After a routine reboot my proxy wouldn’t start up because port 8888 was already in use. I did a “netstat -b -a” to find out what process had taken the port and saw that it was “IpOverUsbSvc.exe”. After a quick search I found that this process is related to connectivity to a Windows Phone device.
After unplugging my phone from USB the port was freed up and the proxy started immediately. The lesson here is to either change the port your proxy uses or to plug out your phone when you restart.
Just a quick one. You probably already know that you can automatically convert URLs in a TextView into clickable links like this:
I recently learned that this will only work where you can call setAutoLinkMask() before setting text in the TextView. The simple solution is to set the text after calling setAutoLinkMask(), but if you cannot do this, as in my case, then you can just as simply use the static addLinks() method in the Linkify class:
Just uploaded the start of a page about migrating to Android Studio from Eclipse. It is going to be like a scratchpad for remembering all of the new keyboard shortcuts and new features.
I had this issue today where both fans in my rMBP spun up to full speed and would not stop. I checked the processes in activity monitor and CPU usage was very low so that wasn’t it. I live in Ireland so ambient temperature wasn’t the culprit either!
The problem persisted through a restart, which was worrying but a manual sleep and resume fixed it. To do this click the apple button, choose sleep, wait for it to turn off and then press a key to wake it up.
I usually only blog about technical things but here’s one that is personal. I quit smoking in late 2012 and I have been using nicotine gum to help keep the cravings at bay. I thought that paying ~€33.36 for a pack of 105 gums was decent value until I saw what they cost online…
All Android devices offer the user some form of external storage. The storage may be a separate partition of flash memory in the device or bone-fide external storage like an SD-memory card. As developers we need to be aware of the pros and cons of using this type of storage.
This guide will explain how to share the Android SDK between multiple users on an OS X system.

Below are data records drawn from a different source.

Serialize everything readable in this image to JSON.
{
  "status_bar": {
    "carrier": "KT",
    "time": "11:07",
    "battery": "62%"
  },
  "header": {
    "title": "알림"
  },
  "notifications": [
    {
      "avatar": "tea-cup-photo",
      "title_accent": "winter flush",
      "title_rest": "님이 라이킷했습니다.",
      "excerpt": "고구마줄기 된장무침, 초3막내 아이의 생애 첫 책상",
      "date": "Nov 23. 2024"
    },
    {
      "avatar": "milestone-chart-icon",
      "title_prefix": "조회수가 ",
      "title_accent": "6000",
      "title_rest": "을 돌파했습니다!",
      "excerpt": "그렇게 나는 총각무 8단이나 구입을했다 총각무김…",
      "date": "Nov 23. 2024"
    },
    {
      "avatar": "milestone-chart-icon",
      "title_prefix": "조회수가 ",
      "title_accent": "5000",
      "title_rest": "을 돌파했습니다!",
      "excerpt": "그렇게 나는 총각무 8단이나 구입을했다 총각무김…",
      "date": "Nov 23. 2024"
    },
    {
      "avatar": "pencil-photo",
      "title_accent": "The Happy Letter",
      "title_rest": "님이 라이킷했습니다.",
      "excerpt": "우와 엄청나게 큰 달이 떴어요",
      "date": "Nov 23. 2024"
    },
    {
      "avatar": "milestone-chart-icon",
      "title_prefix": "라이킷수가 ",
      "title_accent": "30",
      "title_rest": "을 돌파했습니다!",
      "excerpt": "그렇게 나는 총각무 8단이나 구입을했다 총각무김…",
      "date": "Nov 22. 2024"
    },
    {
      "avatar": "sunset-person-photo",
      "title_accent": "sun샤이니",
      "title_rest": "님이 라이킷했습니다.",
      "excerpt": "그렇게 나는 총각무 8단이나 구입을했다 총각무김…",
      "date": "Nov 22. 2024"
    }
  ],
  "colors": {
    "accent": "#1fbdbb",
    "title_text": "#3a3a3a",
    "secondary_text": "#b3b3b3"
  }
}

Most of the concepts will be similar on other Unix or Linux systems.
I dont think this would work for multiple concurrent users updating the SDK. This blog post is more about the journey of making the SDK more suitable for multiple users rather than an endorsement of the methods below.